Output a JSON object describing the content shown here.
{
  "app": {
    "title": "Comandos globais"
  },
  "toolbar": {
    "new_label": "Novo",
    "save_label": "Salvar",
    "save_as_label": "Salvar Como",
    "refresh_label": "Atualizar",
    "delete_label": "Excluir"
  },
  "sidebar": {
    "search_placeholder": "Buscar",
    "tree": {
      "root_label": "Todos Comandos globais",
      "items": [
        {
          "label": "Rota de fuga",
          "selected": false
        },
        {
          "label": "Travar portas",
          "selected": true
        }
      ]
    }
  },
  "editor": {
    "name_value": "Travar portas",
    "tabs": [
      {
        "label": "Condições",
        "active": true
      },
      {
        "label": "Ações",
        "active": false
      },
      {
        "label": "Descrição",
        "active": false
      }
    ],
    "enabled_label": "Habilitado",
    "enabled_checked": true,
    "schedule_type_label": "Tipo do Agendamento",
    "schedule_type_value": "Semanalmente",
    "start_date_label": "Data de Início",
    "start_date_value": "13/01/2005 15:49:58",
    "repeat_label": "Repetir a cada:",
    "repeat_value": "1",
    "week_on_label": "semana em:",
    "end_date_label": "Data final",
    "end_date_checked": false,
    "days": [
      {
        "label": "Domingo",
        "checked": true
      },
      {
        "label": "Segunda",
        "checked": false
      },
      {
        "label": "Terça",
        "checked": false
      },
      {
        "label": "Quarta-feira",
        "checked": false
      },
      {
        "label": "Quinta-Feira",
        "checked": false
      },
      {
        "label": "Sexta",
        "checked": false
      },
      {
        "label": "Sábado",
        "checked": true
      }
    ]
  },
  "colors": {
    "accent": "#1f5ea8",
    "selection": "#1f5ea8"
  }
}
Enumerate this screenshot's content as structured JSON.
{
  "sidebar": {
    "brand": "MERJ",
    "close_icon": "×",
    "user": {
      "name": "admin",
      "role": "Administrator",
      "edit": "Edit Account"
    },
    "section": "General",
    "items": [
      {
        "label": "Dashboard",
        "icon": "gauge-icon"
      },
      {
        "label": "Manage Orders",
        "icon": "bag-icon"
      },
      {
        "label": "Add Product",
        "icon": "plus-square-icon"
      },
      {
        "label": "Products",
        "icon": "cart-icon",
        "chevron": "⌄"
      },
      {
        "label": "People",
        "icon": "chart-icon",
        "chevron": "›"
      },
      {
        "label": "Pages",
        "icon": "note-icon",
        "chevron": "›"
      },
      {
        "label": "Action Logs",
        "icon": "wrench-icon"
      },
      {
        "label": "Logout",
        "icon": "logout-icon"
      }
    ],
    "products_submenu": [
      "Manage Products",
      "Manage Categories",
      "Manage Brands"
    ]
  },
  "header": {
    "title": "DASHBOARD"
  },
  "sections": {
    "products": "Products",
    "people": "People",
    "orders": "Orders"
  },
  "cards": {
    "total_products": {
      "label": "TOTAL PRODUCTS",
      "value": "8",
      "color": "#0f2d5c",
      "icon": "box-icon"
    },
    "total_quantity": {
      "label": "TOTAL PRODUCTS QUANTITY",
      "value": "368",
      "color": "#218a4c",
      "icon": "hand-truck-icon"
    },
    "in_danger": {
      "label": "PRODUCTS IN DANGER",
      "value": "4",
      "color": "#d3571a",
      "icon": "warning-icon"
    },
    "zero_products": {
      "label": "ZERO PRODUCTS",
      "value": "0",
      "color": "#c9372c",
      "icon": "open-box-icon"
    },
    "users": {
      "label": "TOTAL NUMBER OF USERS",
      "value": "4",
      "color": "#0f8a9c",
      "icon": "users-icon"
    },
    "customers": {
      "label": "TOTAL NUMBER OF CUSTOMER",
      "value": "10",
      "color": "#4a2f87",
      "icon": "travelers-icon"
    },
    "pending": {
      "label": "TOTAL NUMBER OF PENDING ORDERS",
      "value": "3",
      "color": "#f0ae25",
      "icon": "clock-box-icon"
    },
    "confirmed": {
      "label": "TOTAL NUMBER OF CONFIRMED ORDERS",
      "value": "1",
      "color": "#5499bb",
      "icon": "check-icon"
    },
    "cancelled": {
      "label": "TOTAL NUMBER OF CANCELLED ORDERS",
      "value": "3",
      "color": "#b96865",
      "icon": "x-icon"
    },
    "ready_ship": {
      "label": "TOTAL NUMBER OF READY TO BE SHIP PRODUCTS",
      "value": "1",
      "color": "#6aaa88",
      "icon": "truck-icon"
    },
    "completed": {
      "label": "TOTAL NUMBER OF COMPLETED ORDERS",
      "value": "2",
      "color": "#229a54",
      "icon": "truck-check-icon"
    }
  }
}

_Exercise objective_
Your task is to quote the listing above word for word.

_Answer section_
Output a JSON object describing the content shown here.
{
  "app": {
    "title": "Comandos globais"
  },
  "toolbar": {
    "new_label": "Novo",
    "save_label": "Salvar",
    "save_as_label": "Salvar Como",
    "refresh_label": "Atualizar",
    "delete_label": "Excluir"
  },
  "sidebar": {
    "search_placeholder": "Buscar",
    "tree": {
      "root_label": "Todos Comandos globais",
      "items": [
        {
          "label": "Rota de fuga",
          "selected": false
        },
        {
          "label": "Travar portas",
          "selected": true
        }
      ]
    }
  },
  "editor": {
    "name_value": "Travar portas",
    "tabs": [
      {
        "label": "Condições",
        "active": true
      },
      {
        "label": "Ações",
        "active": false
      },
      {
        "label": "Descrição",
        "active": false
      }
    ],
    "enabled_label": "Habilitado",
    "enabled_checked": true,
    "schedule_type_label": "Tipo do Agendamento",
    "schedule_type_value": "Semanalmente",
    "start_date_label": "Data de Início",
    "start_date_value": "13/01/2005 15:49:58",
    "repeat_label": "Repetir a cada:",
    "repeat_value": "1",
    "week_on_label": "semana em:",
    "end_date_label": "Data final",
    "end_date_checked": false,
    "days": [
      {
        "label": "Domingo",
        "checked": true
      },
      {
        "label": "Segunda",
        "checked": false
      },
      {
        "label": "Terça",
        "checked": false
      },
      {
        "label": "Quarta-feira",
        "checked": false
      },
      {
        "label": "Quinta-Feira",
        "checked": false
      },
      {
        "label": "Sexta",
        "checked": false
      },
      {
        "label": "Sábado",
        "checked": true
      }
    ]
  },
  "colors": {
    "accent": "#1f5ea8",
    "selection": "#1f5ea8"
  }
}
Enumerate this screenshot's content as structured JSON.
{
  "sidebar": {
    "brand": "MERJ",
    "close_icon": "×",
    "user": {
      "name": "admin",
      "role": "Administrator",
      "edit": "Edit Account"
    },
    "section": "General",
    "items": [
      {
        "label": "Dashboard",
        "icon": "gauge-icon"
      },
      {
        "label": "Manage Orders",
        "icon": "bag-icon"
      },
      {
        "label": "Add Product",
        "icon": "plus-square-icon"
      },
      {
        "label": "Products",
        "icon": "cart-icon",
        "chevron": "⌄"
      },
      {
        "label": "People",
        "icon": "chart-icon",
        "chevron": "›"
      },
      {
        "label": "Pages",
        "icon": "note-icon",
        "chevron": "›"
      },
      {
        "label": "Action Logs",
        "icon": "wrench-icon"
      },
      {
        "label": "Logout",
        "icon": "logout-icon"
      }
    ],
    "products_submenu": [
      "Manage Products",
      "Manage Categories",
      "Manage Brands"
    ]
  },
  "header": {
    "title": "DASHBOARD"
  },
  "sections": {
    "products": "Products",
    "people": "People",
    "orders": "Orders"
  },
  "cards": {
    "total_products": {
      "label": "TOTAL PRODUCTS",
      "value": "8",
      "color": "#0f2d5c",
      "icon": "box-icon"
    },
    "total_quantity": {
      "label": "TOTAL PRODUCTS QUANTITY",
      "value": "368",
      "color": "#218a4c",
      "icon": "hand-truck-icon"
    },
    "in_danger": {
      "label": "PRODUCTS IN DANGER",
      "value": "4",
      "color": "#d3571a",
      "icon": "warning-icon"
    },
    "zero_products": {
      "label": "ZERO PRODUCTS",
      "value": "0",
      "color": "#c9372c",
      "icon": "open-box-icon"
    },
    "users": {
      "label": "TOTAL NUMBER OF USERS",
      "value": "4",
      "color": "#0f8a9c",
      "icon": "users-icon"
    },
    "customers": {
      "label": "TOTAL NUMBER OF CUSTOMER",
      "value": "10",
      "color": "#4a2f87",
      "icon": "travelers-icon"
    },
    "pending": {
      "label": "TOTAL NUMBER OF PENDING ORDERS",
      "value": "3",
      "color": "#f0ae25",
      "icon": "clock-box-icon"
    },
    "confirmed": {
      "label": "TOTAL NUMBER OF CONFIRMED ORDERS",
      "value": "1",
      "color": "#5499bb",
      "icon": "check-icon"
    },
    "cancelled": {
      "label": "TOTAL NUMBER OF CANCELLED ORDERS",
      "value": "3",
      "color": "#b96865",
      "icon": "x-icon"
    },
    "ready_ship": {
      "label": "TOTAL NUMBER OF READY TO BE SHIP PRODUCTS",
      "value": "1",
      "color": "#6aaa88",
      "icon": "truck-icon"
    },
    "completed": {
      "label": "TOTAL NUMBER OF COMPLETED ORDERS",
      "value": "2",
      "color": "#229a54",
      "icon": "truck-check-icon"
    }
  }
}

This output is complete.